The Midwest, The Middle Class, and Queerness in the Mid-Twentieth Century; MAASA Conference; Tulsa, OK; April 1-3, 2012
Literature and culture critics are beginning to realize that the study of literature and print culture suffers from an obsession with the urban and the avant-garde. There exist huge archives of print and literary artifacts which, forgotten by academia, may have much to reveal about American literary and print history. As some have argued, there may be great potential in constructing a literary and print history that includes the sort of widely circulated "middlebrow" works that were reliably consumed by the reading public. As a few have argued, this centeredness on urbanity is particularly a problem in queer studies, thus rendering rural and/or middlebrow queer literature and print culture rich with possibilities for recovery.
As we're slowly discovering, not all queer artifacts have urban migration at their center and an avant-garde aesthetic. Lesbian pulp novels and queer "genre fiction" suggest a middlebrow audience, and Ann Bannon's most enduring work (though, admittedly, "most enduring" in lesbian pulp fiction in academia is no high praise) is set in the Midwest; some periodicals reveal queer discontent with compulsory urbanization. This panel is interested in exploring this oft-neglected queer archive.
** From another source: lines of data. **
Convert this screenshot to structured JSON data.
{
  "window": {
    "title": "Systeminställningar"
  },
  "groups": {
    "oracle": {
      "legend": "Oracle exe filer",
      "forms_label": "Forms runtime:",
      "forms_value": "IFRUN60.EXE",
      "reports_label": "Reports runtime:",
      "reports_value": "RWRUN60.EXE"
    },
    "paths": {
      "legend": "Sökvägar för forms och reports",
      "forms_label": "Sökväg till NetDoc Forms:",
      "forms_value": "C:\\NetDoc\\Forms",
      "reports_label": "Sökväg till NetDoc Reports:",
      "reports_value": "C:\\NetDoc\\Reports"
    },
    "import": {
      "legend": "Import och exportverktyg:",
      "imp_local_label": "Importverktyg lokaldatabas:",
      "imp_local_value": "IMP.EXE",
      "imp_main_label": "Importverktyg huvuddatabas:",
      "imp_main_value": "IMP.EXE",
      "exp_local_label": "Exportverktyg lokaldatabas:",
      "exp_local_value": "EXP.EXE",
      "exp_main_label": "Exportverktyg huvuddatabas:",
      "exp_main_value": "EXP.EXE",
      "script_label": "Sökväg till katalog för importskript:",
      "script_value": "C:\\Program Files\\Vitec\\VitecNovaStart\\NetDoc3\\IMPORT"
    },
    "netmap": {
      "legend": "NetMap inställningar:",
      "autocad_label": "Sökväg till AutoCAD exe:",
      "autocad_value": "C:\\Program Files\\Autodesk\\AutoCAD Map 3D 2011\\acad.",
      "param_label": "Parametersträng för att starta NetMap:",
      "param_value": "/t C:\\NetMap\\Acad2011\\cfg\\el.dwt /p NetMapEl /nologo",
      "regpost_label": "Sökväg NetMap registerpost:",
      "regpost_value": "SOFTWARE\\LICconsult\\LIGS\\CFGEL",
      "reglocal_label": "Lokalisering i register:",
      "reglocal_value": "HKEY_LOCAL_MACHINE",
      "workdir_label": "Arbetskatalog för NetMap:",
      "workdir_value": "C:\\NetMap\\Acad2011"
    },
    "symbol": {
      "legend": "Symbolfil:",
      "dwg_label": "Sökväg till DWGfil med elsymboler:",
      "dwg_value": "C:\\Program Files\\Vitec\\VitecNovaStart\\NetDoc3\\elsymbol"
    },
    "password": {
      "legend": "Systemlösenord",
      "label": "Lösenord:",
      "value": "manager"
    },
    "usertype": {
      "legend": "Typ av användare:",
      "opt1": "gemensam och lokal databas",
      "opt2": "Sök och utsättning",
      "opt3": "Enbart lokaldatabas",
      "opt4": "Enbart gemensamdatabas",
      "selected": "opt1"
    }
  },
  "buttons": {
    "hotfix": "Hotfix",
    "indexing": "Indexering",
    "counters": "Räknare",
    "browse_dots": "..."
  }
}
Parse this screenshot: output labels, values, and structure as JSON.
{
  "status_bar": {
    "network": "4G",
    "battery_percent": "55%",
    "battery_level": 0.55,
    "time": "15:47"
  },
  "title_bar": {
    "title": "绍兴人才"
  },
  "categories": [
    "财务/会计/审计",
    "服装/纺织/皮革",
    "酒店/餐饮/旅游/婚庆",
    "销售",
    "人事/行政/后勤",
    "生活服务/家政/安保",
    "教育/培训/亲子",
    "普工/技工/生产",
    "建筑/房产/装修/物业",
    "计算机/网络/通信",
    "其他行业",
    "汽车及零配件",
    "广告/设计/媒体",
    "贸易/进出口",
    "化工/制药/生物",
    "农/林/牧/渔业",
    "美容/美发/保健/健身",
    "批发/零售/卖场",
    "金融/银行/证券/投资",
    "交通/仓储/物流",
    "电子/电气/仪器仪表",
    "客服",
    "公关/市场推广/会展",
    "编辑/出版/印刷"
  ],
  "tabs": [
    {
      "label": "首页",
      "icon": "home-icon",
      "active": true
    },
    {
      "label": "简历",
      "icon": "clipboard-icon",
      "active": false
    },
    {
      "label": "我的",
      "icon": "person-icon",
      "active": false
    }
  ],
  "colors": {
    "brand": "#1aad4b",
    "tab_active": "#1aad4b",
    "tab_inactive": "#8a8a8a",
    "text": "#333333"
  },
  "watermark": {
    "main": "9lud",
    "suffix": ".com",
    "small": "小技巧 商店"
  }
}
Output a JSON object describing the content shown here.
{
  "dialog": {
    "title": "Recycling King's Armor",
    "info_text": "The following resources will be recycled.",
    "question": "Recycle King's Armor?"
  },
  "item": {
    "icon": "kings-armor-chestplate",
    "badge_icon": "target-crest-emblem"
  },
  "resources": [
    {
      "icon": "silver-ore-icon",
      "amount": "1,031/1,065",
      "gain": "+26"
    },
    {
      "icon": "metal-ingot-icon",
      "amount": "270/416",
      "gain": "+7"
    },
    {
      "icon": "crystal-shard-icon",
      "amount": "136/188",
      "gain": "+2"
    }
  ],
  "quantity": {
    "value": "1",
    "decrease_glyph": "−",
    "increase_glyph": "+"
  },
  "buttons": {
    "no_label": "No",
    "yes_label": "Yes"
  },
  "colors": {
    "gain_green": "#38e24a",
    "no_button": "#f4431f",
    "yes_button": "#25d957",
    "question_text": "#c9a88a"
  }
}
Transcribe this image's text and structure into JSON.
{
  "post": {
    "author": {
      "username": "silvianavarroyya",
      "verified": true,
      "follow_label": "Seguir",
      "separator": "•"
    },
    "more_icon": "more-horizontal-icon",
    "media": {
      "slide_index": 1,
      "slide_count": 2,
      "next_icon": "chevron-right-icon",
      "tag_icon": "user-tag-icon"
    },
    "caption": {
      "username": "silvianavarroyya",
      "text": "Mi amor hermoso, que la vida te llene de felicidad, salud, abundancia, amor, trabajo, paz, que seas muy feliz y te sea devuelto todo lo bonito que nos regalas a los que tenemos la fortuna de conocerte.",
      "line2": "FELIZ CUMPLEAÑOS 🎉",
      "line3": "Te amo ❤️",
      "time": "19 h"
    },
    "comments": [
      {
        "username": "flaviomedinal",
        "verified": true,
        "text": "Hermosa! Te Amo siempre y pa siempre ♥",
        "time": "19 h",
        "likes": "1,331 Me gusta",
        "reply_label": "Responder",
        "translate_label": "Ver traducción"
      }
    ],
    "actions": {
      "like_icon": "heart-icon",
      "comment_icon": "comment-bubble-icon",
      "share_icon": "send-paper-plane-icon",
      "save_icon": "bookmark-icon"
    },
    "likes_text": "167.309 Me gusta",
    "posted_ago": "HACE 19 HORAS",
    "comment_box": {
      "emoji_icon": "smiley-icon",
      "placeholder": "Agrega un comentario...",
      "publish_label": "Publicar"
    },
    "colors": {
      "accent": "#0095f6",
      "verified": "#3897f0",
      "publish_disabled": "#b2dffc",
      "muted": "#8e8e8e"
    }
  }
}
The MAASA annual conference is interested in scholarship that explores mid-America as cultural concept and is an ideal space to begin a discussion about a queer middlebrow archive. This panel is interested in papers that consider rural or middle-class queerness in twentieth century mid-America as it can be understood through print, literature, or film. What can queer literary and cultural artifacts reveal about the how middle-class, non-urban queer individuals understood themselves?
Submissions should be 250 words. Please include your name, your university affiliation, and your contact information, by January 7.
(Link to MAASA website: http://www.uiowa.edu/~maasa/ )